Assignment: Locate every line in the records below that contains the word "JSON", and copy each one.

=======

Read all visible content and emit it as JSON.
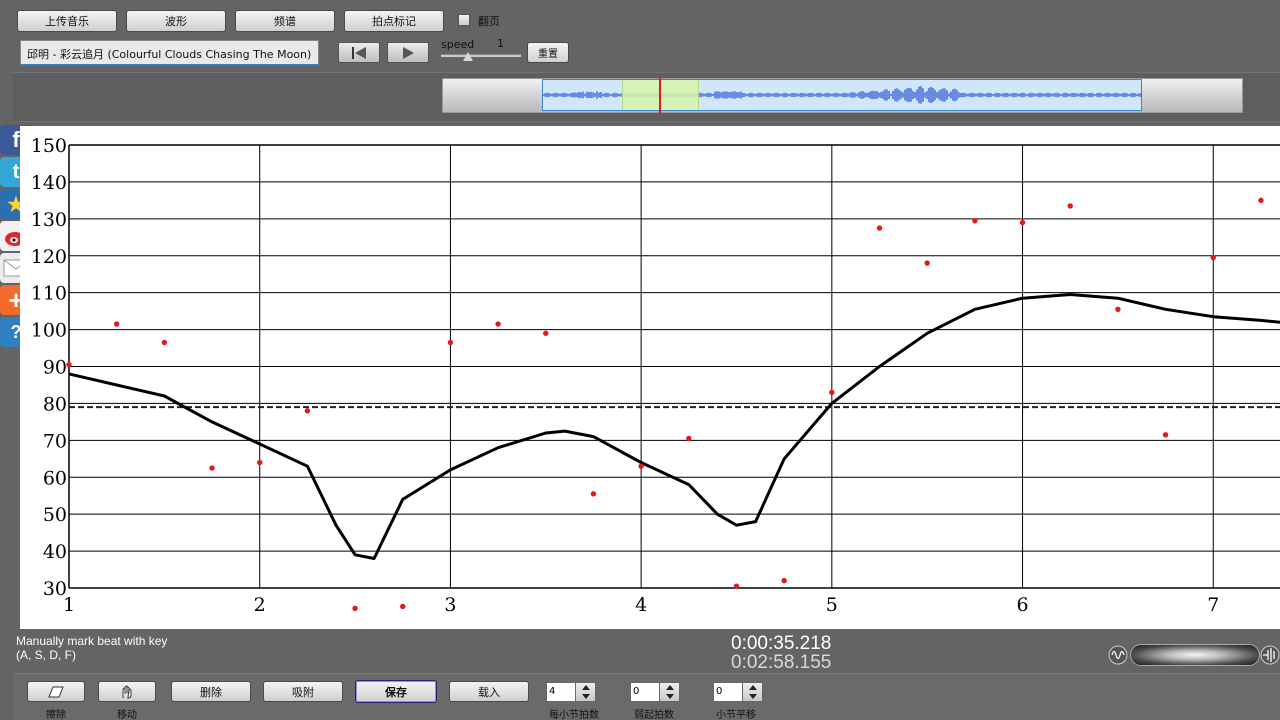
{
  "toolbar": {
    "upload_label": "上传音乐",
    "waveform_label": "波形",
    "spectrum_label": "频谱",
    "beat_mark_label": "拍点标记",
    "page_flip_label": "翻页",
    "page_flip_checked": false
  },
  "track": {
    "title": "邱明 - 彩云追月 (Colourful Clouds Chasing The Moon)"
  },
  "playback": {
    "speed_label": "speed",
    "speed_value": "1",
    "reset_label": "重置",
    "prev_icon": "skip-back-icon",
    "play_icon": "play-icon"
  },
  "social": [
    "facebook-icon",
    "twitter-icon",
    "favorite-star-icon",
    "weibo-icon",
    "mail-icon",
    "add-plus-icon",
    "help-icon"
  ],
  "status": {
    "hint_line1": "Manually mark beat with key",
    "hint_line2": "(A, S, D, F)",
    "current_time": "0:00:35.218",
    "total_time": "0:02:58.155"
  },
  "bottom": {
    "erase_caption": "擦除",
    "move_caption": "移动",
    "delete_label": "删除",
    "snap_label": "吸附",
    "save_label": "保存",
    "load_label": "载入",
    "beats_per_bar_value": "4",
    "beats_per_bar_caption": "每小节拍数",
    "pickup_value": "0",
    "pickup_caption": "弱起拍数",
    "bar_offset_value": "0",
    "bar_offset_caption": "小节平移"
  },
  "colors": {
    "point": "#e21a1a",
    "curve": "#000000",
    "grid": "#000000",
    "waveform": "#3f63d6",
    "window": "#d6f5aa"
  },
  "chart_data": {
    "type": "scatter",
    "title": "",
    "xlabel": "",
    "ylabel": "",
    "xlim": [
      1,
      7.35
    ],
    "ylim": [
      30,
      150
    ],
    "x_ticks": [
      1,
      2,
      3,
      4,
      5,
      6,
      7
    ],
    "y_ticks": [
      30,
      40,
      50,
      60,
      70,
      80,
      90,
      100,
      110,
      120,
      130,
      140,
      150
    ],
    "grid": true,
    "average_line": 79,
    "points": [
      [
        1.0,
        90.5
      ],
      [
        1.25,
        101.5
      ],
      [
        1.5,
        96.5
      ],
      [
        1.75,
        62.5
      ],
      [
        2.0,
        64.0
      ],
      [
        2.25,
        78.0
      ],
      [
        2.5,
        24.5
      ],
      [
        2.75,
        25.0
      ],
      [
        3.0,
        96.5
      ],
      [
        3.25,
        101.5
      ],
      [
        3.5,
        99.0
      ],
      [
        3.75,
        55.5
      ],
      [
        4.0,
        63.0
      ],
      [
        4.25,
        70.5
      ],
      [
        4.5,
        30.5
      ],
      [
        4.75,
        32.0
      ],
      [
        5.0,
        83.0
      ],
      [
        5.25,
        127.5
      ],
      [
        5.5,
        118.0
      ],
      [
        5.75,
        129.5
      ],
      [
        6.0,
        129.0
      ],
      [
        6.25,
        133.5
      ],
      [
        6.5,
        105.5
      ],
      [
        6.75,
        71.5
      ],
      [
        7.0,
        119.5
      ],
      [
        7.25,
        135.0
      ]
    ],
    "curve": [
      [
        1.0,
        88
      ],
      [
        1.25,
        85
      ],
      [
        1.5,
        82
      ],
      [
        1.75,
        75
      ],
      [
        2.0,
        69
      ],
      [
        2.25,
        63
      ],
      [
        2.4,
        47
      ],
      [
        2.5,
        39
      ],
      [
        2.6,
        38
      ],
      [
        2.75,
        54
      ],
      [
        3.0,
        62
      ],
      [
        3.25,
        68
      ],
      [
        3.5,
        72
      ],
      [
        3.6,
        72.5
      ],
      [
        3.75,
        71
      ],
      [
        4.0,
        64
      ],
      [
        4.25,
        58
      ],
      [
        4.4,
        50
      ],
      [
        4.5,
        47
      ],
      [
        4.6,
        48
      ],
      [
        4.75,
        65
      ],
      [
        5.0,
        80
      ],
      [
        5.25,
        90
      ],
      [
        5.5,
        99
      ],
      [
        5.75,
        105.5
      ],
      [
        6.0,
        108.5
      ],
      [
        6.25,
        109.5
      ],
      [
        6.5,
        108.5
      ],
      [
        6.75,
        105.5
      ],
      [
        7.0,
        103.5
      ],
      [
        7.25,
        102.5
      ],
      [
        7.35,
        102
      ]
    ]
  }
}
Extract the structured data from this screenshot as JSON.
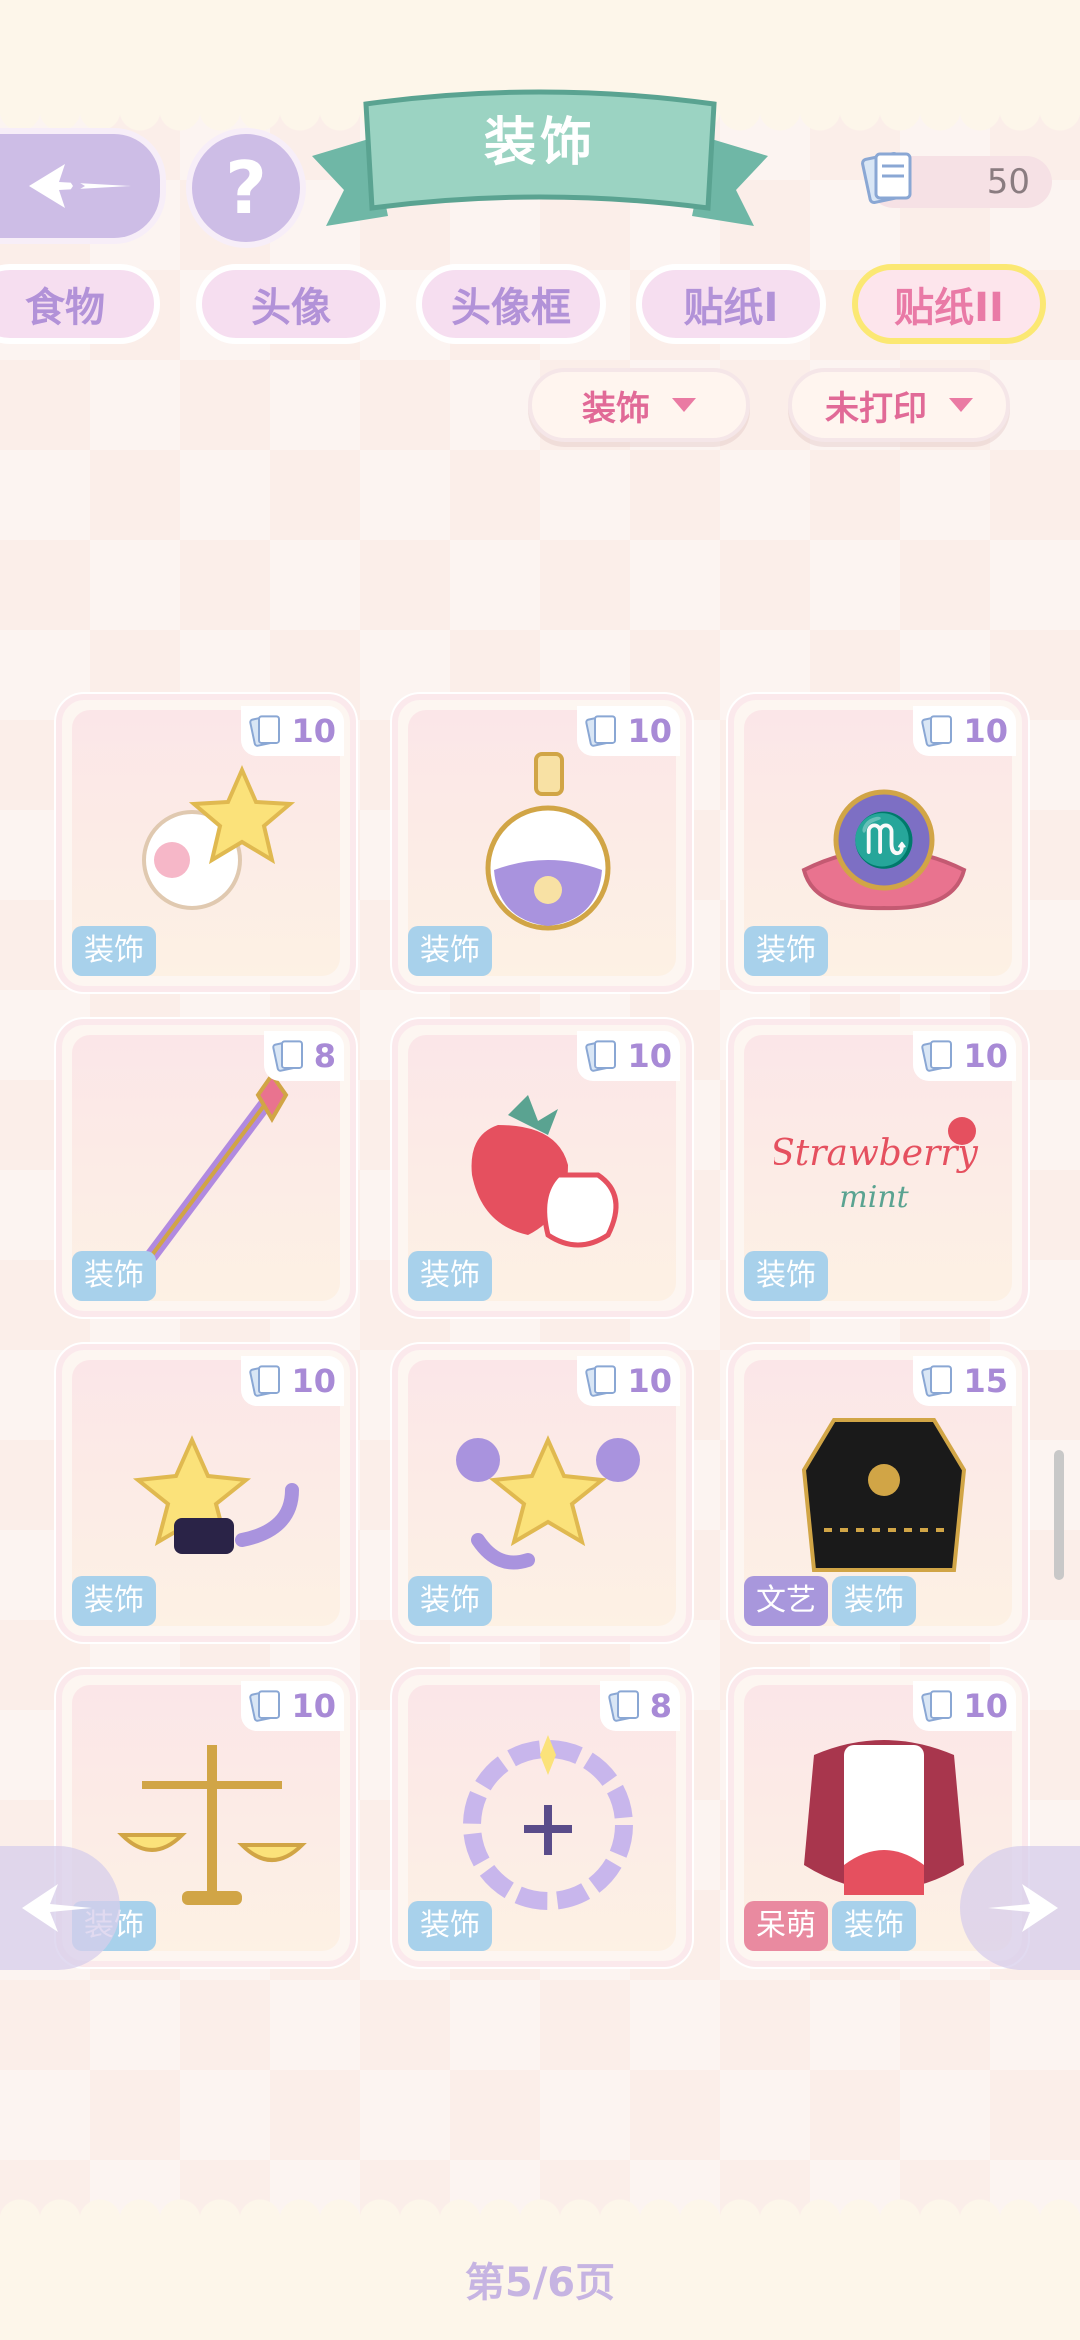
{
  "header": {
    "title": "装饰",
    "currency_value": "50",
    "help_label": "?"
  },
  "tabs": [
    {
      "label": "食物",
      "active": false
    },
    {
      "label": "头像",
      "active": false
    },
    {
      "label": "头像框",
      "active": false
    },
    {
      "label": "贴纸I",
      "active": false
    },
    {
      "label": "贴纸II",
      "active": true
    }
  ],
  "filters": {
    "category": "装饰",
    "status": "未打印"
  },
  "items": [
    {
      "cost": "10",
      "tags": [
        "装饰"
      ],
      "art": "star-sheep-icon"
    },
    {
      "cost": "10",
      "tags": [
        "装饰"
      ],
      "art": "potion-bottle-icon"
    },
    {
      "cost": "10",
      "tags": [
        "装饰"
      ],
      "art": "scorpio-cushion-icon"
    },
    {
      "cost": "8",
      "tags": [
        "装饰"
      ],
      "art": "magic-wand-icon"
    },
    {
      "cost": "10",
      "tags": [
        "装饰"
      ],
      "art": "strawberry-icon"
    },
    {
      "cost": "10",
      "tags": [
        "装饰"
      ],
      "art": "strawberry-mint-text-icon"
    },
    {
      "cost": "10",
      "tags": [
        "装饰"
      ],
      "art": "star-scorpion-icon"
    },
    {
      "cost": "10",
      "tags": [
        "装饰"
      ],
      "art": "star-crab-icon"
    },
    {
      "cost": "15",
      "tags": [
        "文艺",
        "装饰"
      ],
      "art": "black-outfit-icon"
    },
    {
      "cost": "10",
      "tags": [
        "装饰"
      ],
      "art": "libra-scale-icon"
    },
    {
      "cost": "8",
      "tags": [
        "装饰"
      ],
      "art": "zodiac-wreath-icon"
    },
    {
      "cost": "10",
      "tags": [
        "呆萌",
        "装饰"
      ],
      "art": "lolita-dress-icon"
    }
  ],
  "art_text": {
    "strawberry": "Strawberry",
    "mint": "mint"
  },
  "pagination": {
    "label": "第5/6页"
  },
  "colors": {
    "accent": "#b292d8",
    "active_tab": "#e97aa6",
    "tag_blue": "#a8d1eb",
    "tag_purple": "#a897dc",
    "tag_pink": "#e98aa0"
  }
}
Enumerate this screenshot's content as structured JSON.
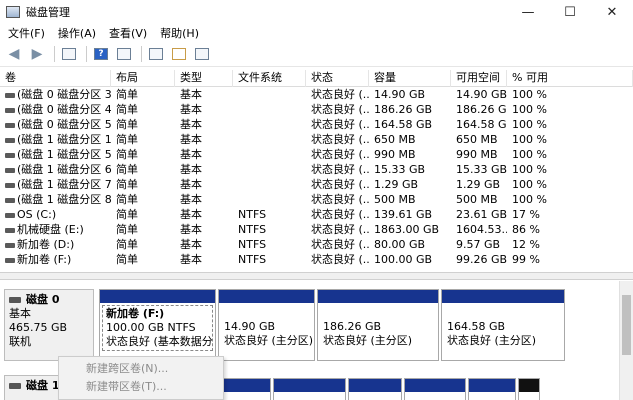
{
  "window": {
    "title": "磁盘管理",
    "minimize": "—",
    "maximize": "☐",
    "close": "✕"
  },
  "menu": [
    "文件(F)",
    "操作(A)",
    "查看(V)",
    "帮助(H)"
  ],
  "toolbar_icons": [
    "back-icon",
    "forward-icon",
    "properties-icon",
    "help-icon",
    "list-icon",
    "connect-icon",
    "check-icon",
    "console-icon"
  ],
  "columns": [
    "卷",
    "布局",
    "类型",
    "文件系统",
    "状态",
    "容量",
    "可用空间",
    "% 可用"
  ],
  "volumes": [
    [
      "(磁盘 0 磁盘分区 3)",
      "简单",
      "基本",
      "",
      "状态良好 (...",
      "14.90 GB",
      "14.90 GB",
      "100 %"
    ],
    [
      "(磁盘 0 磁盘分区 4)",
      "简单",
      "基本",
      "",
      "状态良好 (...",
      "186.26 GB",
      "186.26 GB",
      "100 %"
    ],
    [
      "(磁盘 0 磁盘分区 5)",
      "简单",
      "基本",
      "",
      "状态良好 (...",
      "164.58 GB",
      "164.58 GB",
      "100 %"
    ],
    [
      "(磁盘 1 磁盘分区 1)",
      "简单",
      "基本",
      "",
      "状态良好 (...",
      "650 MB",
      "650 MB",
      "100 %"
    ],
    [
      "(磁盘 1 磁盘分区 5)",
      "简单",
      "基本",
      "",
      "状态良好 (...",
      "990 MB",
      "990 MB",
      "100 %"
    ],
    [
      "(磁盘 1 磁盘分区 6)",
      "简单",
      "基本",
      "",
      "状态良好 (...",
      "15.33 GB",
      "15.33 GB",
      "100 %"
    ],
    [
      "(磁盘 1 磁盘分区 7)",
      "简单",
      "基本",
      "",
      "状态良好 (...",
      "1.29 GB",
      "1.29 GB",
      "100 %"
    ],
    [
      "(磁盘 1 磁盘分区 8)",
      "简单",
      "基本",
      "",
      "状态良好 (...",
      "500 MB",
      "500 MB",
      "100 %"
    ],
    [
      "OS (C:)",
      "简单",
      "基本",
      "NTFS",
      "状态良好 (...",
      "139.61 GB",
      "23.61 GB",
      "17 %"
    ],
    [
      "机械硬盘 (E:)",
      "简单",
      "基本",
      "NTFS",
      "状态良好 (...",
      "1863.00 GB",
      "1604.53...",
      "86 %"
    ],
    [
      "新加卷 (D:)",
      "简单",
      "基本",
      "NTFS",
      "状态良好 (...",
      "80.00 GB",
      "9.57 GB",
      "12 %"
    ],
    [
      "新加卷 (F:)",
      "简单",
      "基本",
      "NTFS",
      "状态良好 (...",
      "100.00 GB",
      "99.26 GB",
      "99 %"
    ]
  ],
  "disk0": {
    "name": "磁盘 0",
    "type": "基本",
    "size": "465.75 GB",
    "status": "联机",
    "partitions": [
      {
        "name": "新加卷  (F:)",
        "size": "100.00 GB NTFS",
        "status": "状态良好 (基本数据分区"
      },
      {
        "name": "",
        "size": "14.90 GB",
        "status": "状态良好 (主分区)"
      },
      {
        "name": "",
        "size": "186.26 GB",
        "status": "状态良好 (主分区)"
      },
      {
        "name": "",
        "size": "164.58 GB",
        "status": "状态良好 (主分区)"
      }
    ]
  },
  "disk1": {
    "name": "磁盘 1"
  },
  "context_menu": [
    "新建跨区卷(N)...",
    "新建带区卷(T)..."
  ],
  "colors": {
    "partition_stripe": "#17348f",
    "unallocated_stripe": "#111111"
  }
}
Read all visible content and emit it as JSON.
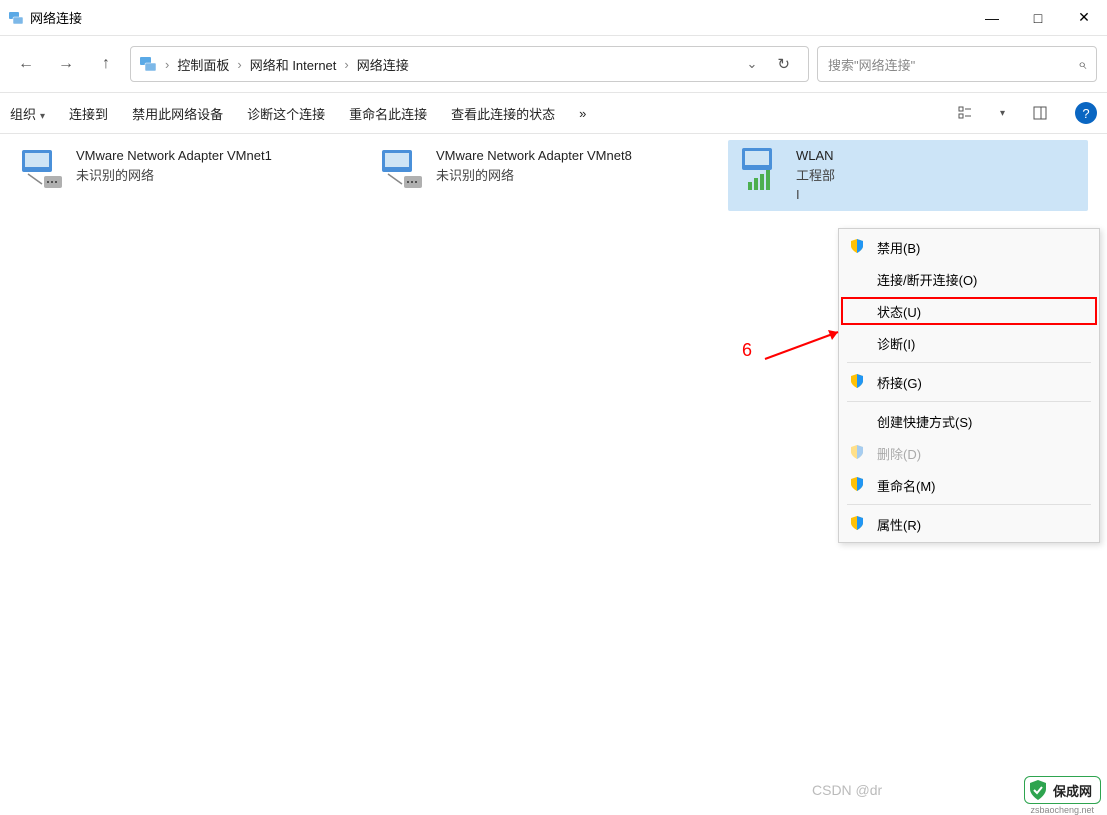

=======

Response for this exercise:
Read all visible content and emit it as JSON.
Extract the structured data from this screenshot as JSON.
Enumerate this screenshot's content as structured JSON.
Read all visible content and emit it as JSON.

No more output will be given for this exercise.